Nearly three years after the tragic Mavi Marmara incident that claimed the lives of nine Turkish citizens at the hands of Israeli commandos, the Israeli government accepted formally apologizing to Turkey, paying compensation to the families of the victims and removing the blockade imposed on Palestine through a joint effort, in cooperation with Turkey, to improve the living conditions of Palestinians in Gaza.
Prime Minister Recep Tayyip Erdoğan made a long speech yesterday in Parliament, outlining his phone conversations with Israeli Prime Minister Benjamin Netanyahu and U.S. President Barack Obama on March 22. One of the most important things he said was that almost all his interlocutors with whom he exchanged thoughts following the Israeli apology confessed that it was Turkey’s success and a sign of the beginning of a new era in the Middle East.
For Erdoğan, the Israeli apology also changed the equation with regard to the Middle East peace process as the deal with Israel necessitates the Jewish state to seek the cooperation of Turkey in the course of the future peace process. No doubt, Turkey will ask for a more powerful seat at the table if the two parties and the quartet would agree to begin a new peace process along with Egypt and other regional heavyweights. As stated by Erdoğan, the deal reached between Turkey and Israel gives sufficient legal background to this end.
With a planned, although unconfirmed, visit to Gaza and the West Bank by Erdoğan in April, Turkey’s involvement in the reconstruction of Palestine will be more apparent and effective.
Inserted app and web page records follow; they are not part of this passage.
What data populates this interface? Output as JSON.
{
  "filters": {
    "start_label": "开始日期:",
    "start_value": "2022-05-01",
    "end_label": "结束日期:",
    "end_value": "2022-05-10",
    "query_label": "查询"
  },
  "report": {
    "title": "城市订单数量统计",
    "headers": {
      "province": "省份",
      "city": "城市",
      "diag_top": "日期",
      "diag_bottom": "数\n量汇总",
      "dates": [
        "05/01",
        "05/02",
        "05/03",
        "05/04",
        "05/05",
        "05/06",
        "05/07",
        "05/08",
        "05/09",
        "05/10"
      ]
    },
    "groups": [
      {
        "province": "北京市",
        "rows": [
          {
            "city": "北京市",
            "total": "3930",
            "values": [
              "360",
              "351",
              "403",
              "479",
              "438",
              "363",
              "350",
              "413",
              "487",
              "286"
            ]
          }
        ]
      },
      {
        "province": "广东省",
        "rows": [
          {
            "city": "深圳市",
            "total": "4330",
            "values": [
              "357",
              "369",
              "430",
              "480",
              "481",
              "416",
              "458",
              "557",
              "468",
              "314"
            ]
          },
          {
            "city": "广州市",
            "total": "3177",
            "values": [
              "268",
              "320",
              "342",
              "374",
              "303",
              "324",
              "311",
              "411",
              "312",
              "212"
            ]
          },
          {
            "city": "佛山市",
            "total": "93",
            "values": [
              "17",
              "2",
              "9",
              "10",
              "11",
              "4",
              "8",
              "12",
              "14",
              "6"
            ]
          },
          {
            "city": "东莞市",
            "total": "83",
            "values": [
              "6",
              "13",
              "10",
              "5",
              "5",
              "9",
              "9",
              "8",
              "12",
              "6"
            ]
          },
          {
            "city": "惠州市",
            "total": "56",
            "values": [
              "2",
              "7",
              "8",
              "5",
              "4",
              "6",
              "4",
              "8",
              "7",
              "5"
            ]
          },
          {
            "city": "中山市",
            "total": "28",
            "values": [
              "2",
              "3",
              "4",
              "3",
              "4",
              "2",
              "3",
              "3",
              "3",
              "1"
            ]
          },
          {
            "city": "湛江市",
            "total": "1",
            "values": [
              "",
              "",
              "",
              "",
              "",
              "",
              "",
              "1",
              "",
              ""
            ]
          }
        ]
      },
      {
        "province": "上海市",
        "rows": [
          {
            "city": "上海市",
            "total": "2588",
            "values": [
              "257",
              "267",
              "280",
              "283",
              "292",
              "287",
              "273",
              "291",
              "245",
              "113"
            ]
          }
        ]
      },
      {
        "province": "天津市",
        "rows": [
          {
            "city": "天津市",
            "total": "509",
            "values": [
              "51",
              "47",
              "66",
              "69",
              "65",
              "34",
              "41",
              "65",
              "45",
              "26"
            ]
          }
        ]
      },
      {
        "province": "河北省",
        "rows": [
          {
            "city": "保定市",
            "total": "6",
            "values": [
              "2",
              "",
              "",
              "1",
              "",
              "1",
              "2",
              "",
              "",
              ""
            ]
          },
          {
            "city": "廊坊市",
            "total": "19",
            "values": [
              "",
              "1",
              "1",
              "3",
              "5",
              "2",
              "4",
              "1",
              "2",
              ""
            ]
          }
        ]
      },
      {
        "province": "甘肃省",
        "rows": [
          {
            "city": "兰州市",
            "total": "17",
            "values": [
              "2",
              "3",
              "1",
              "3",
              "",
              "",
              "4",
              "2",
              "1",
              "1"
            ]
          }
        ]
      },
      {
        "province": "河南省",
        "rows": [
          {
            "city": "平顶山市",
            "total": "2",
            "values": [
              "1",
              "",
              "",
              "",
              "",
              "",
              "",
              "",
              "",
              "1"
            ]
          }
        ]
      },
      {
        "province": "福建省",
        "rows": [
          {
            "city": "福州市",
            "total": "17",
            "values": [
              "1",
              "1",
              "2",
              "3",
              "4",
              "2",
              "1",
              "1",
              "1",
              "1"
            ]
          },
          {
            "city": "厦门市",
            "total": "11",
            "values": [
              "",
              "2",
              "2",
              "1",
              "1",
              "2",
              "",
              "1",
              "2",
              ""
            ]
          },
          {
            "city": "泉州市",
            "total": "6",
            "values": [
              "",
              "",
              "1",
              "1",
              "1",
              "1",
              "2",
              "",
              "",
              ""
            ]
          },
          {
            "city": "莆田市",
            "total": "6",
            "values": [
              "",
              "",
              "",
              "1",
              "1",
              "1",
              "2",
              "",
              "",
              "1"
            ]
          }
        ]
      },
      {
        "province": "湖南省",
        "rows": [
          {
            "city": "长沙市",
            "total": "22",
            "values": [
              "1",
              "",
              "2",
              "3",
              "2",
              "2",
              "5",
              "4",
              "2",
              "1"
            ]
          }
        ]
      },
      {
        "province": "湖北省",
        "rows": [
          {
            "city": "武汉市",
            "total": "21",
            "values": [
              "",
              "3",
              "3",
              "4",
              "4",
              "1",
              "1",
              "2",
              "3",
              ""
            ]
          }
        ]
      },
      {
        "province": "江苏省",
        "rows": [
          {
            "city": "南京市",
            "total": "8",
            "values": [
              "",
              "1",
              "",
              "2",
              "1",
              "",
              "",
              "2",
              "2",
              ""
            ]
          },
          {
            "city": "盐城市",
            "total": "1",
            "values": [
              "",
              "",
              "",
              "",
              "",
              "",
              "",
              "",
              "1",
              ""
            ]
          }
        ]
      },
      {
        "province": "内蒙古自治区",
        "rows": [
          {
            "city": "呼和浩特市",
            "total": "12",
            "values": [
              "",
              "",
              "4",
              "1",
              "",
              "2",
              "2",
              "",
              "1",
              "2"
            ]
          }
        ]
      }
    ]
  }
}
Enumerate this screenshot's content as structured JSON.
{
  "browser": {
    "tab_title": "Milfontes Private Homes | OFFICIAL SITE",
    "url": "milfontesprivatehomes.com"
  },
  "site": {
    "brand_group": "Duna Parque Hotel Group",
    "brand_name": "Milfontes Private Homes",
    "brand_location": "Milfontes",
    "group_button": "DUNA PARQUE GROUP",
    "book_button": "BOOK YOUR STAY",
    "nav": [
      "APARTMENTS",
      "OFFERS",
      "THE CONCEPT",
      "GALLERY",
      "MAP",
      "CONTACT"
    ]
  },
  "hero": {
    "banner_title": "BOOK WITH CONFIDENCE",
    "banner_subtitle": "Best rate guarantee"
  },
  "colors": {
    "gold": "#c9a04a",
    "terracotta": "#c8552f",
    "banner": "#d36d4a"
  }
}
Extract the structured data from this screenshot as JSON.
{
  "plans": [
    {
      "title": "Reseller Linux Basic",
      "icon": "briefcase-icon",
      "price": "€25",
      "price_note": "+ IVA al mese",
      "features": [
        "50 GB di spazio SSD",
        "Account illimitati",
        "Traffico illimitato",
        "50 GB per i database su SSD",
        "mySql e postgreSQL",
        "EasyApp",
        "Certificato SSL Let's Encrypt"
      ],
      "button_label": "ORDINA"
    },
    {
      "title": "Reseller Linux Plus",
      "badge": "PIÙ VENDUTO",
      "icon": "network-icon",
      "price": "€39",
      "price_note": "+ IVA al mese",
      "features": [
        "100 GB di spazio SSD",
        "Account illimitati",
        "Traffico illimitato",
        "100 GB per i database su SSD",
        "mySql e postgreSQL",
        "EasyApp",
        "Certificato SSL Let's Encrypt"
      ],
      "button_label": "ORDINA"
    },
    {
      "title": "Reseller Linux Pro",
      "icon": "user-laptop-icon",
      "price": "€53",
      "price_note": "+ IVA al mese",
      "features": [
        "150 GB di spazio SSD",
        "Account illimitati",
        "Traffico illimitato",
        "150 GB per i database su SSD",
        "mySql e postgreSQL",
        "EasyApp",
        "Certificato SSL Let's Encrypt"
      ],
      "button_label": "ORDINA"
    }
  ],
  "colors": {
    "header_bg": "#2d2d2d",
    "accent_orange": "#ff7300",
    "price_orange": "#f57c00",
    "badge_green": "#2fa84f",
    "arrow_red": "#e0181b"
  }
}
All of these developments will surely increase Turkey’s visibility and weight in the region, creating necessary conditions for the government to revisit its regional targets.
For Israel, reconciling with Turkey under the United States mediation seems to be more important and vital. Firstly, as the mediation of Obama put Washington as the guarantor of Ankara-Tel Aviv relations, any party deciding to break them once again will have to explain its position to Washington, facing the risk of deterioration of its ties with the Obama administration.
Secondly, Israel, under the threat of growing fundamentalism in Syria with the penetration of some extreme Islamist fighters to the region, could start to feel a lot more secure as it could cooperate with Turkey against the use of chemical weapons and against the risk of spillover of this bloodshed to the region. As Netanyahu said, this could be the primary reason behind the apology.
However, as said by Turkish diplomats here, the normalization process between Turkey and Israel will still take time as the parties have yet to rebuild the broken confidence. We will see some diplomatic trips between the two capitals or a start of political consultations but this will hardly become the reviewed strategic partnership the two countries enjoyed in the past. It’s true that we are on the edge of a new era in the Middle East, but it’s hard to estimate whether it will bring about a safer or a more dangerous climate to the region.